Data records for software interfaces:
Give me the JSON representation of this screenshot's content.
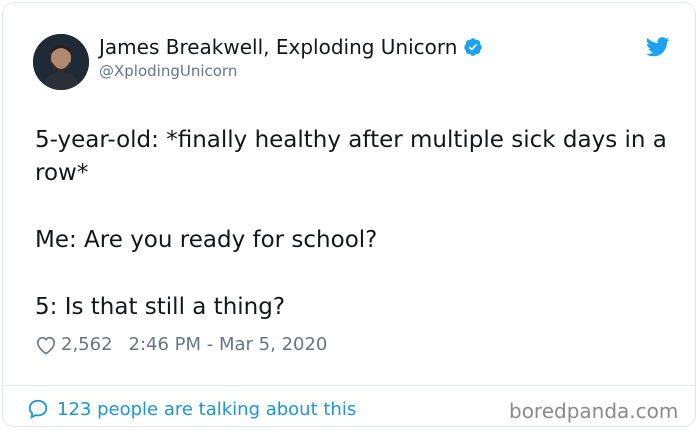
{
  "author": {
    "name": "James Breakwell, Exploding Unicorn",
    "handle": "@XplodingUnicorn",
    "verified": true,
    "avatar": "person-avatar"
  },
  "tweet": {
    "lines": [
      "5-year-old: *finally healthy after multiple sick days in a row*",
      "Me: Are you ready for school?",
      "5: Is that still a thing?"
    ],
    "likes": "2,562",
    "timestamp": "2:46 PM - Mar 5, 2020"
  },
  "footer": {
    "talking": "123 people are talking about this",
    "watermark": "boredpanda.com"
  },
  "icons": {
    "verified": "verified-badge-icon",
    "twitter": "twitter-bird-icon",
    "like": "heart-icon",
    "reply": "speech-bubble-icon"
  },
  "colors": {
    "accent": "#1da1f2",
    "link": "#1b95e0",
    "text": "#14171a",
    "muted": "#657786",
    "border": "#e1e8ed"
  }
}
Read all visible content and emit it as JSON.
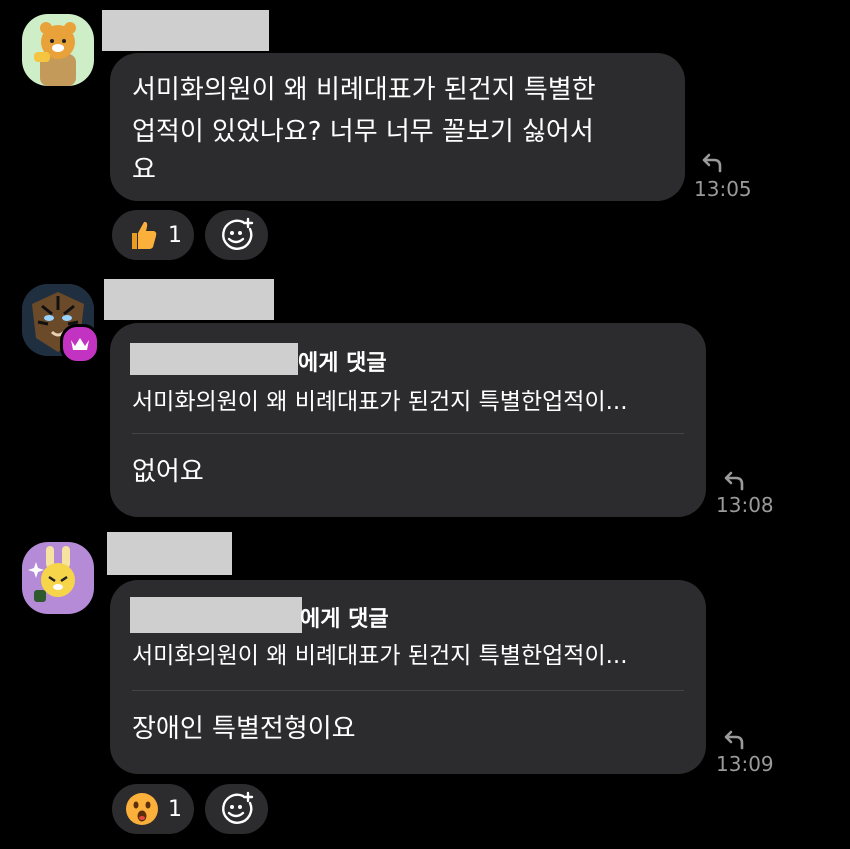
{
  "messages": [
    {
      "text_lines": [
        "서미화의원이 왜 비례대표가 된건지 특별한",
        "업적이 있었나요?  너무 너무 꼴보기 싫어서",
        "요"
      ],
      "time": "13:05",
      "reaction": {
        "icon": "thumbs-up",
        "count": "1"
      }
    },
    {
      "quote_suffix": "에게 댓글",
      "quote_text": "서미화의원이 왜 비례대표가 된건지 특별한업적이...",
      "text": "없어요",
      "time": "13:08"
    },
    {
      "quote_suffix": "에게 댓글",
      "quote_text": "서미화의원이 왜 비례대표가 된건지 특별한업적이...",
      "text": "장애인 특별전형이요",
      "time": "13:09",
      "reaction": {
        "icon": "surprised-face",
        "count": "1"
      }
    }
  ],
  "colors": {
    "background": "#000000",
    "bubble": "#2c2c2e",
    "time": "#9a9a9a",
    "crown_badge": "#c233c2",
    "redaction": "#cfcfcf"
  }
}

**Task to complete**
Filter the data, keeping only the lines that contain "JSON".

**Task answer**
Give me the JSON representation of this screenshot's content.
Read all visible content and emit it as JSON.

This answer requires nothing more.